Comforting Gods

During practice yesterday, I got to thinking about Baubo and Demeter. As you recall from learning about Greek myths in grade school, the short version is that Demeter’s daughter, Persephone, is kidnapped by Hades. Demeter gets pissed off and Zeus is forced to intervene and return Persephone to her mother. Unfortunately, Persephone ate some pomegranate seeds before she left and is now forced to return to the underworld for half the year, and hence we have seasons.

It’s too easy to imagine Demeter’s grief. Her daughter goes out swimming with some friends and suddenly she’s gone. It’s that moment in the grocery store when you are sure you can still hear her chatting on the cell phone and you turn to find the aisle is empty. And you at first are sure she’s just down the next aisle or the next. And then you stop moving because you think, well, this is ridiculous. If she’s walking around looking for me and I’m walking around looking for her, we could spend an hour just missing each other. And so you call her cell phone, kind of already laughing to yourself about how you will joke about how funny it is that you’re probably not more than fifty feet apart and yet you’ve got to get her on the phone.

But it’s busy. Not her, not voice mail, just busy.

Then, you turn the corner and there are two of her friends standing there looking at your daughter’s crushed cell phone. “Where is she?” You ask. And they shrug and say “She went off with some guy.” “Some guy? Did you know him? Did she know him? Did you even try to stop her?” Now you’re pissed off.

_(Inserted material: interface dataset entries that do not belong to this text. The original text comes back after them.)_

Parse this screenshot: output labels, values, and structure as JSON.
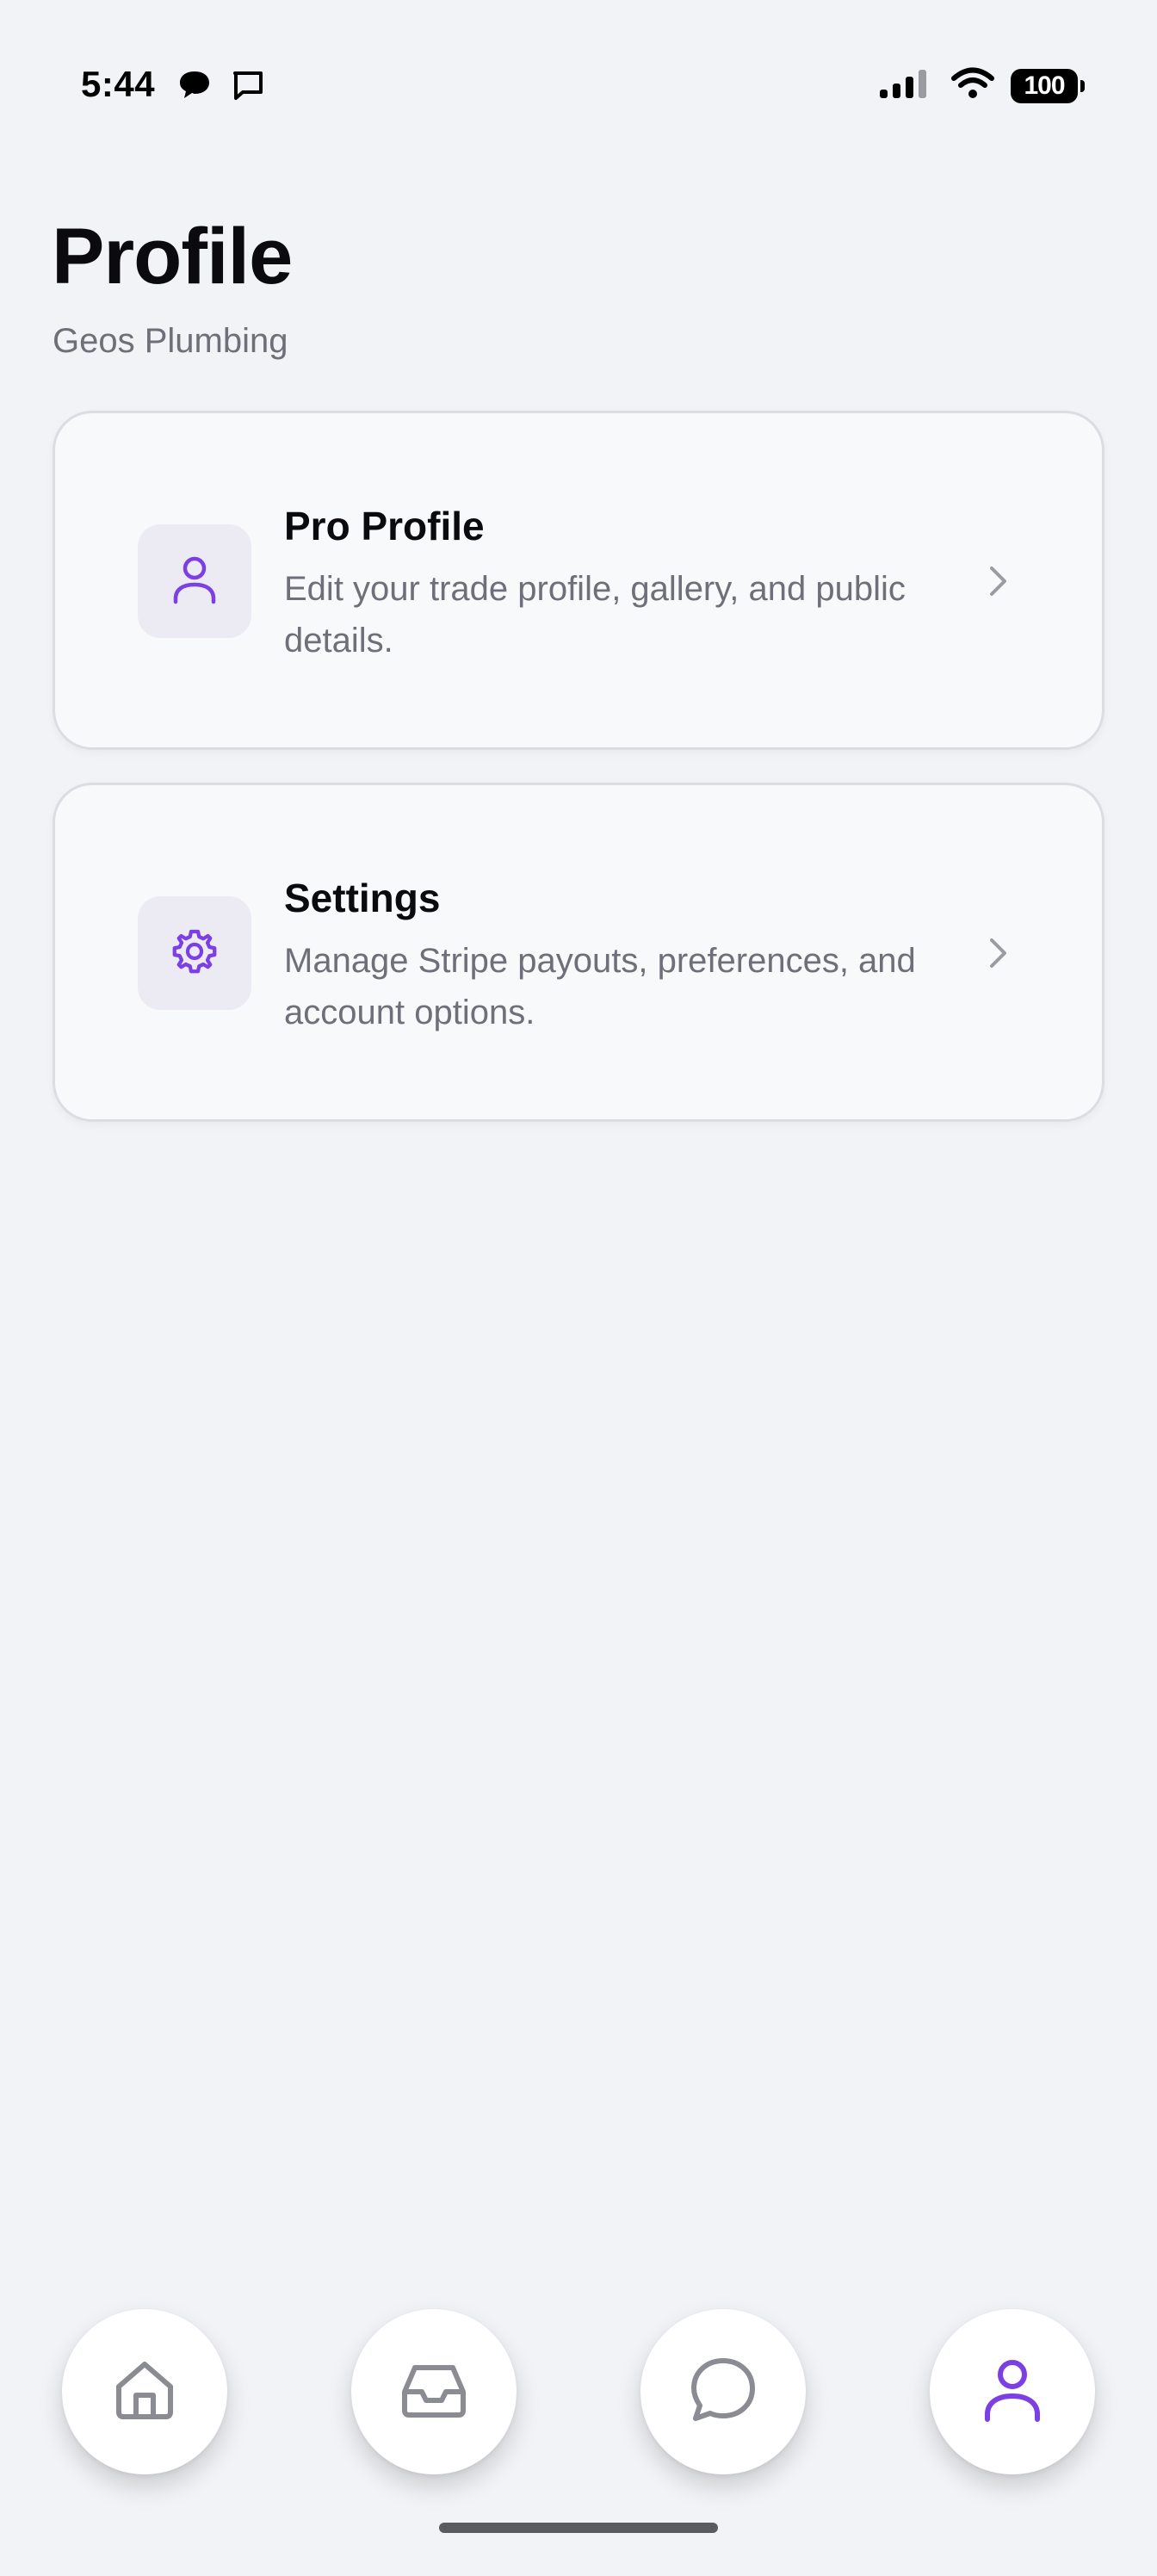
{
  "status_bar": {
    "time": "5:44",
    "battery": "100",
    "icons": [
      "chat-bubble-icon",
      "message-square-icon",
      "signal-icon",
      "wifi-icon",
      "battery-icon"
    ]
  },
  "header": {
    "title": "Profile",
    "subtitle": "Geos Plumbing"
  },
  "cards": [
    {
      "title": "Pro Profile",
      "description": "Edit your trade profile, gallery, and public details.",
      "icon": "user-icon"
    },
    {
      "title": "Settings",
      "description": "Manage Stripe payouts, preferences, and account options.",
      "icon": "gear-icon"
    }
  ],
  "bottom_nav": {
    "items": [
      {
        "icon": "home-icon",
        "active": false
      },
      {
        "icon": "inbox-icon",
        "active": false
      },
      {
        "icon": "chat-icon",
        "active": false
      },
      {
        "icon": "profile-icon",
        "active": true
      }
    ]
  },
  "colors": {
    "accent": "#7b3fe4",
    "inactive_icon": "#8a8b93",
    "background": "#f2f3f6",
    "card_background": "#f8f9fb",
    "icon_tile": "#ecebf4"
  }
}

But when they say “No, we didn’t know him. And he just grabbed her, even though she was screaming and crying.” you must want to have a gun right then, to shoot them, to shoot him, to shoot yourself.

I think we all understand Demeter’s impulse to rid the world of everything that grows. I think we all sometimes envy her ability to do it. And it wasn’t as if some stranger took her daughter. Hades was her brother. And Zeus, also her brother, who knew where Persephone was and could have told Demeter at any time, let her keep looking for her daughter, knowing that she’d never look in the right place.

To lose your whole family through that kind of betrayal, no wonder she went crazy and hid herself as an old lady and remained inconsolable.

Until Baubo, another old woman, gets her drunk and makes her laugh. The story goes that Baubo lifted her skirts and sang dirty songs. I imagine she sang Bessie Smith; what other woman sings so frankly about fucking–“He’s a deep sea diver with a stroke that can’t go wrong / He can stay at the bottom and his wind holds out so long”–and heartache–“Nobody knows you when you down and out / In my pocket not one penny / And my friends I haven’t any”?

I keep thinking about Karin Agness and her outrage at The Vagina Monologues. And I keep thinking about that old woman lifting her skirts up and shaking her cooter in the face of a god for a laugh.

I mean, it worked.

Being with that old Baubo as she shimmied and sang and showed herself moved Demeter to laugh.

I think, to get back to it, this is another reason I feel bad for Agness. She’s so sure that any talk of vaginas must be, by definition, degrading women by reducing them to just this one body part that she advocates for a position that would never talk about them in public.

And yet, this is a way for vastly different women to connect. What did Baubo have in common with Demeter? Demeter is the Divine Mother. Baubo is a servant. What they share is the common experience of having a cooter.

Imagine it. Baubo stands in front of a god driven out of her mind with grief. Slowly, the old woman raises her skirts.

Look. Look at this. You are not alone.

That’s something, folks, the ability to comfort gods by reminding them of what we share in common. To see that as degrading or reductionist is pretty funny when you think about it.